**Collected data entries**
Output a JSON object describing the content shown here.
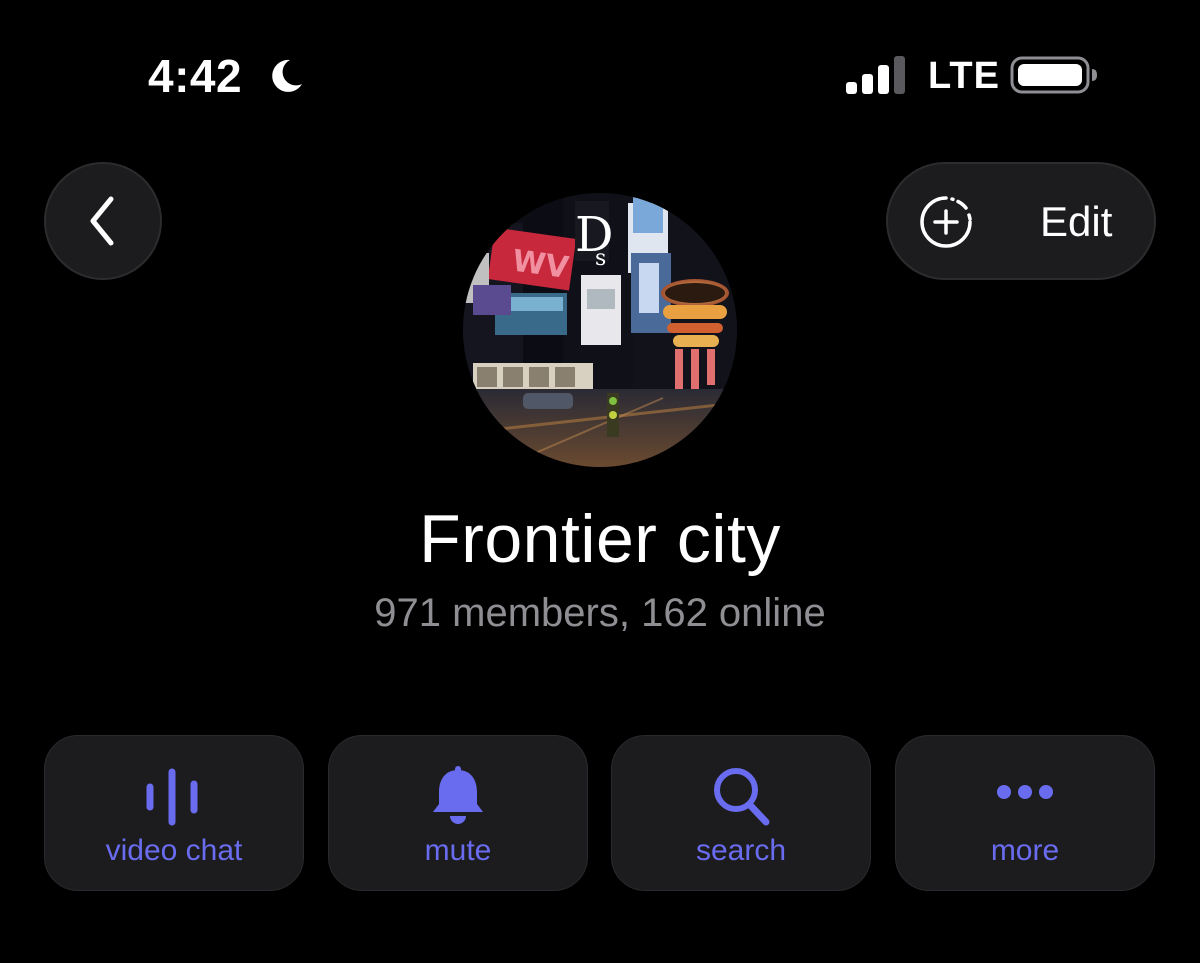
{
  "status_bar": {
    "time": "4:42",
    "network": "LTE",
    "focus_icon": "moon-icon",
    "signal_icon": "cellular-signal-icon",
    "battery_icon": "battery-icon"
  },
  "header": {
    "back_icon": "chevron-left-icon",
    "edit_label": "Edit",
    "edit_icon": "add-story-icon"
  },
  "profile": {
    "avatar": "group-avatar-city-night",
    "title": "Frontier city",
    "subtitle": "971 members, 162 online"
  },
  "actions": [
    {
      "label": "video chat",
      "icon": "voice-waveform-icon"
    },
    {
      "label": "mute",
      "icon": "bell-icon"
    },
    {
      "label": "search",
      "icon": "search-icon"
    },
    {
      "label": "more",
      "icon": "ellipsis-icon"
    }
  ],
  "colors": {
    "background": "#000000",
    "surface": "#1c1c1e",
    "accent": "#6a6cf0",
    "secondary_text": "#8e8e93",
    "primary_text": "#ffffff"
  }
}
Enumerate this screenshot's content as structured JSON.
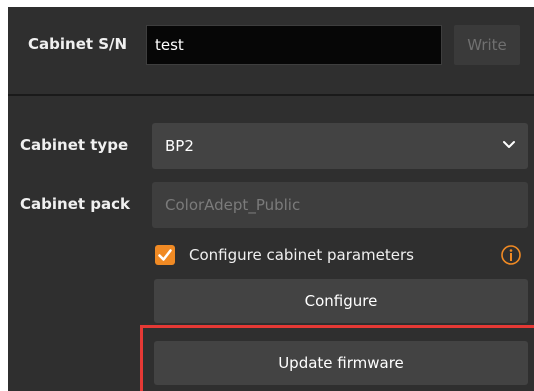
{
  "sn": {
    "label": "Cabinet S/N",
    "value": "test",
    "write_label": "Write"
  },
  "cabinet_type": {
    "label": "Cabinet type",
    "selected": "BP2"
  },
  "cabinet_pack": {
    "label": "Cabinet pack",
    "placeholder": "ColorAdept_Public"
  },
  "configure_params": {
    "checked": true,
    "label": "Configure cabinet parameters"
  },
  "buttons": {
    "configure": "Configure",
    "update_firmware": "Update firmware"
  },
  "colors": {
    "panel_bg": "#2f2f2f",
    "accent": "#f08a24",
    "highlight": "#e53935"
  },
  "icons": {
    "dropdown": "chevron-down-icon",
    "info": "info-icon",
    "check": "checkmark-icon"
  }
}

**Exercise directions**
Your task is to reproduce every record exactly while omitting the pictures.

**Solved problem**
Output a JSON object describing the content shown here.
{
  "status_bar": {
    "time": "4:42",
    "network": "LTE",
    "focus_icon": "moon-icon",
    "signal_icon": "cellular-signal-icon",
    "battery_icon": "battery-icon"
  },
  "header": {
    "back_icon": "chevron-left-icon",
    "edit_label": "Edit",
    "edit_icon": "add-story-icon"
  },
  "profile": {
    "avatar": "group-avatar-city-night",
    "title": "Frontier city",
    "subtitle": "971 members, 162 online"
  },
  "actions": [
    {
      "label": "video chat",
      "icon": "voice-waveform-icon"
    },
    {
      "label": "mute",
      "icon": "bell-icon"
    },
    {
      "label": "search",
      "icon": "search-icon"
    },
    {
      "label": "more",
      "icon": "ellipsis-icon"
    }
  ],
  "colors": {
    "background": "#000000",
    "surface": "#1c1c1e",
    "accent": "#6a6cf0",
    "secondary_text": "#8e8e93",
    "primary_text": "#ffffff"
  }
}
Enumerate this screenshot's content as structured JSON.
{
  "sn": {
    "label": "Cabinet S/N",
    "value": "test",
    "write_label": "Write"
  },
  "cabinet_type": {
    "label": "Cabinet type",
    "selected": "BP2"
  },
  "cabinet_pack": {
    "label": "Cabinet pack",
    "placeholder": "ColorAdept_Public"
  },
  "configure_params": {
    "checked": true,
    "label": "Configure cabinet parameters"
  },
  "buttons": {
    "configure": "Configure",
    "update_firmware": "Update firmware"
  },
  "colors": {
    "panel_bg": "#2f2f2f",
    "accent": "#f08a24",
    "highlight": "#e53935"
  },
  "icons": {
    "dropdown": "chevron-down-icon",
    "info": "info-icon",
    "check": "checkmark-icon"
  }
}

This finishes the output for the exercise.